The main natural predator of the Brazilian tapir is the jaguar. They may also be eaten by crocodilians, pumas and anacondas. Humans impact their population through deforestation, hunting and competition for food with domestic livestock.

What does a tapir look like?

Tapirs look something like pigs with trunks, but they are actually related to horses and rhinoceroses. This eclectic lineage is an ancient one—and so is the tapir itself. Scientists believe that these animals have changed little over tens of millions of years.

Where does the Brazilian tapir live?

The Amazonian tapir is found in South America, from northern Colombia to northern Argentina and southern Brazil on the eastern side of the Andes Mountains. Tapirs are generally most active at night, although they are often active during the day.

How many Brazilian tapirs are left in the world?

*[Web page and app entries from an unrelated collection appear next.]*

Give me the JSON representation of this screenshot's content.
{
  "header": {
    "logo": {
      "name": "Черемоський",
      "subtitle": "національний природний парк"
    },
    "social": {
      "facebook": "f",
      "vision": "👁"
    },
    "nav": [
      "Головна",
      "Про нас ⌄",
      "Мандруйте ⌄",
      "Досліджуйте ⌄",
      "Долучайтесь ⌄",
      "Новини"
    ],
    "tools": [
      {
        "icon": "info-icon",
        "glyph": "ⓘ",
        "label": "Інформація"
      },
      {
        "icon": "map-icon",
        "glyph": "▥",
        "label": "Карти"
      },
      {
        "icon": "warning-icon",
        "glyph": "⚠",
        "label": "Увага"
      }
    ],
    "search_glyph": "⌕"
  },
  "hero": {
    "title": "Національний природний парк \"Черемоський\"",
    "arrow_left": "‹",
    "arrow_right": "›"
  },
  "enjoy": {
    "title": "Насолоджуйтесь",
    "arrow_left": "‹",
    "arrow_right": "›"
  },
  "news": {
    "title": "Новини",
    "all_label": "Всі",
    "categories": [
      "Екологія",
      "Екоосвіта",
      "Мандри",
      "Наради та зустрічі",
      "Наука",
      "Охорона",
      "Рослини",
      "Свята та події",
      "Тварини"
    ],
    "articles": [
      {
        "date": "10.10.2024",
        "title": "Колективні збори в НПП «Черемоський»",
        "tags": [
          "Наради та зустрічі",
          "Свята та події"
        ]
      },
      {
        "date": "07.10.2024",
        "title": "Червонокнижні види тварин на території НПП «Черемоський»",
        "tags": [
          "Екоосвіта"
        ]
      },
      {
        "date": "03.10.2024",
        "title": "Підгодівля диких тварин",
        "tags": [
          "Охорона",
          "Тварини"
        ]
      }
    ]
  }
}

How many Tapirs are left in the world? There are between 3,000 and 4,500 depending upon the species of Tapir.

How long does a Brazilian tapir live?

A Brazilian tapir, also referred to as Lowland tapir, has a relatively longer lifespan as compared to other land mammals. They are amongst one of the species that are known to live till they are around 30-35 years of age in captivity whereas in the wild they will live around till they are 25-30 years of age.

Are tapirs still alive?

Tapirs are a living fossil; they’be been around since the Eocene, having survived waves of extinction of other animals. They are South America’s largest native land mammal, with adults ranging in size from 300-700 pounds. A tapir’s most notable feature is its unique prehensile nose.

Are tapirs smart?

Despite their bulk, tapirs are generally considered shy and elusive and are mostly active at night. They are also excellent swimmers and despite reputations in some countries for being slow (the name for tapir in Portuguese translates loosely to “jackass”), they are in fact quite intelligent, charismatic animals.

How do you pronounce Brazilian tapir?